Captain Kirk

Suzanne Castle 12-10-2013
© 2013 Chalice Press, by Suzanne Castle & Andra Moran

Image: from BRIM: Creative Overflow in Worship Design, © 2013 Chalice Press, by Suzanne Castle & Andra Moran

Star Trek’s High Chancellor Gorkon raises his glass: “I offer a toast to the undiscovered country.” And then Mr. Spock chimes in: “Hamlet, Act 3, Scene 1.” The scene goes on to reveal that each group does not understand the language and actions of the other, but is willing to be at table together, uncomfortable though it may be. Both realize that they must forge together. And then a Klingon asks Captain Kirk if he would be willing to leave Star Fleet, intimating that for the future to happen, something must be given up. 
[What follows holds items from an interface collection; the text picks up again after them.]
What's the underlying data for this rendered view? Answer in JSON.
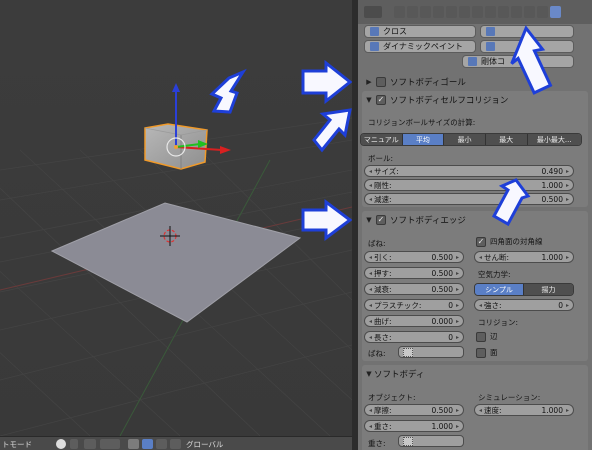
{
  "viewport": {
    "header": {
      "mode_label": "トモード",
      "orientation_label": "グローバル"
    }
  },
  "properties": {
    "physics_buttons": {
      "cloth": "クロス",
      "dynamic_paint": "ダイナミックペイント",
      "rigid_body_constraint": "剛体コ"
    },
    "goal_section": {
      "title": "ソフトボディゴール",
      "enabled": false
    },
    "self_collision": {
      "title": "ソフトボディセルフコリジョン",
      "enabled": true,
      "calc_label": "コリジョンボールサイズの計算:",
      "modes": [
        "マニュアル",
        "平均",
        "最小",
        "最大",
        "最小最大..."
      ],
      "active_mode": "平均",
      "ball_label": "ボール:",
      "fields": [
        {
          "name": "サイズ:",
          "value": "0.490"
        },
        {
          "name": "剛性:",
          "value": "1.000"
        },
        {
          "name": "減速:",
          "value": "0.500"
        }
      ]
    },
    "edges": {
      "title": "ソフトボディエッジ",
      "enabled": true,
      "spring_label": "ばね:",
      "left_fields": [
        {
          "name": "引く:",
          "value": "0.500"
        },
        {
          "name": "押す:",
          "value": "0.500"
        },
        {
          "name": "減衰:",
          "value": "0.500"
        },
        {
          "name": "プラスチック:",
          "value": "0"
        },
        {
          "name": "曲げ:",
          "value": "0.000"
        },
        {
          "name": "長さ:",
          "value": "0"
        }
      ],
      "quad_diagonal_label": "四角面の対角線",
      "quad_diagonal": true,
      "shear": {
        "name": "せん断:",
        "value": "1.000"
      },
      "aero_label": "空気力学:",
      "aero_modes": [
        "シンプル",
        "揚力"
      ],
      "aero_active": "シンプル",
      "strength": {
        "name": "強さ:",
        "value": "0"
      },
      "collision_label": "コリジョン:",
      "edge_label": "辺",
      "face_label": "面",
      "spring_picker_label": "ばね:"
    },
    "softbody": {
      "title": "ソフトボディ",
      "object_label": "オブジェクト:",
      "simulation_label": "シミュレーション:",
      "friction": {
        "name": "摩擦:",
        "value": "0.500"
      },
      "mass": {
        "name": "重さ:",
        "value": "1.000"
      },
      "speed": {
        "name": "速度:",
        "value": "1.000"
      },
      "weight_label": "重さ:"
    }
  },
  "colors": {
    "accent": "#5a7fc6",
    "annotation_arrow": "#1e3fd8",
    "selection_outline": "#f09a2a"
  }
}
When I was a girl watching the various iterations of Star Trek with my daddy, I didn’t know that it would be helpful in church dynamics, much less worship planning. But often I return to my favorite Star Trek movie, The Undiscovered Country, and find that from early on I was being formed to bring people that have differing cultural assumptions — differing languages — together at the table.